## Work to complete
Type out the listing again, exactly, with every line included.

::::

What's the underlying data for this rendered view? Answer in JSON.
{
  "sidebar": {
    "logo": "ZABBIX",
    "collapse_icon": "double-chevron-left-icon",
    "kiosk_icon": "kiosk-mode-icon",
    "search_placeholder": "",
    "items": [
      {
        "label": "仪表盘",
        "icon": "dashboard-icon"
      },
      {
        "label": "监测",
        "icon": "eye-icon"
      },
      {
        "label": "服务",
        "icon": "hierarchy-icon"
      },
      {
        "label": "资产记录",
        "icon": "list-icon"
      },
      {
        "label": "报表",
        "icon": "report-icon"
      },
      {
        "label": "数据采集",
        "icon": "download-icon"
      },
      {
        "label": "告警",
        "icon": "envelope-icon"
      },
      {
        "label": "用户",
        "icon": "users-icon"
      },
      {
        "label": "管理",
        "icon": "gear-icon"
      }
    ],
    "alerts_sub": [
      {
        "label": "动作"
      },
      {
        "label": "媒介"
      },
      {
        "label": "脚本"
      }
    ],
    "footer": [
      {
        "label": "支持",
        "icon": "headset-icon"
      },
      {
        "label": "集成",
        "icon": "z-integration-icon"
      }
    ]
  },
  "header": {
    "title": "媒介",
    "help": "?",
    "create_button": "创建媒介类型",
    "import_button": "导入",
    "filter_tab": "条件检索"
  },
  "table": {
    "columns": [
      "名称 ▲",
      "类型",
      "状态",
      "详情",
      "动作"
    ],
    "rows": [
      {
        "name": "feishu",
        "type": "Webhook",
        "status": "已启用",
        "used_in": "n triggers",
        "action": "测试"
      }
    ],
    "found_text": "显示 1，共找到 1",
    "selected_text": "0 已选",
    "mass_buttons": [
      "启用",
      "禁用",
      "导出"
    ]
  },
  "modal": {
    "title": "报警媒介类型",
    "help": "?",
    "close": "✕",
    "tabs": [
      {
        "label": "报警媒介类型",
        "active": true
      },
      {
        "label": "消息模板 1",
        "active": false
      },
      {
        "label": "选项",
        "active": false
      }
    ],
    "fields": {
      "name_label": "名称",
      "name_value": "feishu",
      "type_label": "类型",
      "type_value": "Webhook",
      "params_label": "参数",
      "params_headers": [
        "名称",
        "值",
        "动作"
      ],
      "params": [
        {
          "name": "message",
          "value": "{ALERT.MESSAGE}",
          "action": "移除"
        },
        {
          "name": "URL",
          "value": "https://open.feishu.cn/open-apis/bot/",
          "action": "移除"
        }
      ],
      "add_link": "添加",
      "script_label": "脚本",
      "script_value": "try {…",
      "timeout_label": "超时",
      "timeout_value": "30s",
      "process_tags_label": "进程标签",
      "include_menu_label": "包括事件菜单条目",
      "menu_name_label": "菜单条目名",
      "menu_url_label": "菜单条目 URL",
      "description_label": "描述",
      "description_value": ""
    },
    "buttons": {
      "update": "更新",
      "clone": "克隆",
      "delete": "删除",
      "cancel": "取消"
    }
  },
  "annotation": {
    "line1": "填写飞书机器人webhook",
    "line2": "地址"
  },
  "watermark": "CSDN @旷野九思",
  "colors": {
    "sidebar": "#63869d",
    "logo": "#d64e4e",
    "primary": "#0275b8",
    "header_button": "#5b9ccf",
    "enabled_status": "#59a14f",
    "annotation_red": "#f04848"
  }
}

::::

## Task response
What's the underlying data for this rendered view? Answer in JSON.
{
  "sidebar": {
    "logo": "ZABBIX",
    "collapse_icon": "double-chevron-left-icon",
    "kiosk_icon": "kiosk-mode-icon",
    "search_placeholder": "",
    "items": [
      {
        "label": "仪表盘",
        "icon": "dashboard-icon"
      },
      {
        "label": "监测",
        "icon": "eye-icon"
      },
      {
        "label": "服务",
        "icon": "hierarchy-icon"
      },
      {
        "label": "资产记录",
        "icon": "list-icon"
      },
      {
        "label": "报表",
        "icon": "report-icon"
      },
      {
        "label": "数据采集",
        "icon": "download-icon"
      },
      {
        "label": "告警",
        "icon": "envelope-icon"
      },
      {
        "label": "用户",
        "icon": "users-icon"
      },
      {
        "label": "管理",
        "icon": "gear-icon"
      }
    ],
    "alerts_sub": [
      {
        "label": "动作"
      },
      {
        "label": "媒介"
      },
      {
        "label": "脚本"
      }
    ],
    "footer": [
      {
        "label": "支持",
        "icon": "headset-icon"
      },
      {
        "label": "集成",
        "icon": "z-integration-icon"
      }
    ]
  },
  "header": {
    "title": "媒介",
    "help": "?",
    "create_button": "创建媒介类型",
    "import_button": "导入",
    "filter_tab": "条件检索"
  },
  "table": {
    "columns": [
      "名称 ▲",
      "类型",
      "状态",
      "详情",
      "动作"
    ],
    "rows": [
      {
        "name": "feishu",
        "type": "Webhook",
        "status": "已启用",
        "used_in": "n triggers",
        "action": "测试"
      }
    ],
    "found_text": "显示 1，共找到 1",
    "selected_text": "0 已选",
    "mass_buttons": [
      "启用",
      "禁用",
      "导出"
    ]
  },
  "modal": {
    "title": "报警媒介类型",
    "help": "?",
    "close": "✕",
    "tabs": [
      {
        "label": "报警媒介类型",
        "active": true
      },
      {
        "label": "消息模板 1",
        "active": false
      },
      {
        "label": "选项",
        "active": false
      }
    ],
    "fields": {
      "name_label": "名称",
      "name_value": "feishu",
      "type_label": "类型",
      "type_value": "Webhook",
      "params_label": "参数",
      "params_headers": [
        "名称",
        "值",
        "动作"
      ],
      "params": [
        {
          "name": "message",
          "value": "{ALERT.MESSAGE}",
          "action": "移除"
        },
        {
          "name": "URL",
          "value": "https://open.feishu.cn/open-apis/bot/",
          "action": "移除"
        }
      ],
      "add_link": "添加",
      "script_label": "脚本",
      "script_value": "try {…",
      "timeout_label": "超时",
      "timeout_value": "30s",
      "process_tags_label": "进程标签",
      "include_menu_label": "包括事件菜单条目",
      "menu_name_label": "菜单条目名",
      "menu_url_label": "菜单条目 URL",
      "description_label": "描述",
      "description_value": ""
    },
    "buttons": {
      "update": "更新",
      "clone": "克隆",
      "delete": "删除",
      "cancel": "取消"
    }
  },
  "annotation": {
    "line1": "填写飞书机器人webhook",
    "line2": "地址"
  },
  "watermark": "CSDN @旷野九思",
  "colors": {
    "sidebar": "#63869d",
    "logo": "#d64e4e",
    "primary": "#0275b8",
    "header_button": "#5b9ccf",
    "enabled_status": "#59a14f",
    "annotation_red": "#f04848"
  }
}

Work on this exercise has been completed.